Pebble Mine Permits to be Challenged
Ellen Lockyer, KSKA – Anchorage
State permits for the Pebble Mine will be challenged in court.  State Superior Court judge Eric Aarseth has found  the state Department of Natural Resources in 2009 issued permits for the mine without considering  the mine’s impact on public resources.   The judge said that the state should have considered state constitutional issues before issuing the permits.

The Superior Court action results from a lawsuit filed by Nunamta Aulukestai, a group made up of eight village corporations in Southwest Alaska.  The lawsuit alleges that DNR issued the land-use and water-use permits behind closed doors in violation of the Alaska Constitution.

Nunamta Aulukestai’s goal is to stop the development of Pebble Mine, which is a copper and gold mine being developed near the headwaters of the Kvichak and Nushagak Rivers,  which are the largest sockeye salmon producing rivers in the world.  Opponents of the Pebble mine claim that the open pit mine will compromise the sockeye salmon resource and do harm to the Bristol Bay salmon fishery.

Mike Heatwohl, spokesman for the Pebble Project,  says the implications of the judge’s decision are under review.

Heatlwohl says Pebble exploration will continue for the present time.  A trial is scheduled for December 6.

Alaska Scores Low on Performance Report
Joaqlin Estus, KNBA – Anchorage
Alaska did not fare well in a recent federal report on performance of American Indian and Alaska Native students.

Greenpeace Founder Passes Away
Alexandra Gutierrez, KUCB – Unalaska
Today Amchitka is known mostly as a wildlife reserve. But in the 1970s, it was a cause. The U.S. government selected this island in the Aleutian Chain as a nuclear testing site, and suddenly the place
inspired protests and music festivals. Jim Bohlen was a major leader in this anti-nuclear campaign and became a founder of Greenpeace. He died last week at age 84.

Critical Habitat Designation Could Cost State, Oil Industry, Millions
Annie Feidt, APRN – Anchorage
The state says the proposed critical habitat designation for the polar bear could end up costing the oil industry, the state and local governments hundreds of millions of dollars. In a recent letter to Interior
Secretary Ken Salazar, Governor Sean Parnell says the US Fish and Wildlife Service is grossly underestimated the economic impact of the designation, because it didn’t consider the indirect affects of delays, legal fees and lost jobs.

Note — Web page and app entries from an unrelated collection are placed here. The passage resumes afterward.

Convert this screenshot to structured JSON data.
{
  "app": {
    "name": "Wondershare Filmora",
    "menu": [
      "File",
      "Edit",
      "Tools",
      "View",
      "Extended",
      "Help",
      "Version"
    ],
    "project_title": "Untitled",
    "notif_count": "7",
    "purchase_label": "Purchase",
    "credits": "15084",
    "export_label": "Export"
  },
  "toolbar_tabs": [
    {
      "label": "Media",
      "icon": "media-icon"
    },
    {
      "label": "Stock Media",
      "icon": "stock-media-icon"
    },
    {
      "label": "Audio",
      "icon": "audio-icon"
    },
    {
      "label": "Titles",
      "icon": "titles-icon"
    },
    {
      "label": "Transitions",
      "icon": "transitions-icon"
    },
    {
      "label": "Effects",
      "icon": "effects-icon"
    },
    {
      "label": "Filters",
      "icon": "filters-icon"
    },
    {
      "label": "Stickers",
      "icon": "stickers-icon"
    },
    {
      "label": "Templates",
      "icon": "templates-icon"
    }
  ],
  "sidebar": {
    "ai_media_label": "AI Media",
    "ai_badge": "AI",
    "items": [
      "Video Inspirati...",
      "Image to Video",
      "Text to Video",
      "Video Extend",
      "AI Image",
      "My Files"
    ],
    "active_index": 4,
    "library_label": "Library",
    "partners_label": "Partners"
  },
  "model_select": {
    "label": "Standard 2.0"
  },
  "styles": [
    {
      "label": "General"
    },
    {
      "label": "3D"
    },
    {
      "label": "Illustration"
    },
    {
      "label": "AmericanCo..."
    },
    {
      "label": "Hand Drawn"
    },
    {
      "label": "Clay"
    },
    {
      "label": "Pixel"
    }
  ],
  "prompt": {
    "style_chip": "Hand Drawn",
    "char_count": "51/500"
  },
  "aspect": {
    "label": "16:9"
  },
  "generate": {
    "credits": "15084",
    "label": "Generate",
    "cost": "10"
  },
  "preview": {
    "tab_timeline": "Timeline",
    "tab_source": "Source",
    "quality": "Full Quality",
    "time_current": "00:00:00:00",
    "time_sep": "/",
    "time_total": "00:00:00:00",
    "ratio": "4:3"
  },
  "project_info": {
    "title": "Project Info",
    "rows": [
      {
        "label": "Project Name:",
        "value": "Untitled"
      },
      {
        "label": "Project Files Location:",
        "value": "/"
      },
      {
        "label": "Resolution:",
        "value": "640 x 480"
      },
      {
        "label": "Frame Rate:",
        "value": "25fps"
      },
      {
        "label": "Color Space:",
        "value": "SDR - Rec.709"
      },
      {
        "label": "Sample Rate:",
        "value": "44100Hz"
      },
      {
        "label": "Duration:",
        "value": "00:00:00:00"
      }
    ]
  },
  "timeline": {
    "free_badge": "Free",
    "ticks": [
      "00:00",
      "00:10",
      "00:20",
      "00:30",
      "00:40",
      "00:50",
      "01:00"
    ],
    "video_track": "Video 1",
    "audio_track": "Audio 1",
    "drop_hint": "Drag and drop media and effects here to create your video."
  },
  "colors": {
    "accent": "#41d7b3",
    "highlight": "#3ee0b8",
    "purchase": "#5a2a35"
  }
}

The state, along with Arctic Slope Regional Corporation, paid for an independent analysis of the economic impact of the proposed critical habitat designation. Its asking the Fish and Wildlife service to re-do the economic analysis and redraw the critical habitat boundary, which it says is too broad. Bruce Woods is a spokesperson for the US Fish and Wildlife Service in Alaska. He says the agency is taking all of the comments it receives into account before writing the final critical habitat plan for the polar bear. He says the habitat designation is required by law:

The Fish and Wildlife Service hopes to release the final critical habitat plan in October. The polar bear was listed as threatened under the endangered species act in 2008.

Willow Creek Fire Grows
Dan Bross, KUAC – Fairbanks
Wildfire smoke spread across Fairbanks today.  The smoke is from the Willow Creek fire, a lightning-caused blaze that’s been burning across the Tanana River, 10 miles from town for a month.  It’s lay
smoldering in recent weeks, but put up a towering column of smoke late yesterday.

The Willow Creek Fire was mapped at 2,900 acres Monday night, an increase of about 1,000 acres.  The fire, and another smaller blaze to its southeast, is burning in an uninhabited area, which includes military training lands.

Anchorage Neighborhood Housing Services to Receive Grants
Len Anderson, KSKA – Anchorage
Anchorage Neighborhood Housing Services will receive a little over $7 million in two federal housing grants for the elderly and persons with disabilities.  KSKA’s Len Anderson reports on yesterday’s announcement from the U-S Department of Housing and Urban Affairs.

Sitka Organizations Explore Sustainable Economic Opportunities
Robert Woolsey, KCAW – Sitka
Two Sitka organizations have teamed up to foster sustainable economic opportunities in the community. They’ve jointly hired an intern to explore ways entrepreneurs can tap into money and expertise in the changing economy of the Tongass.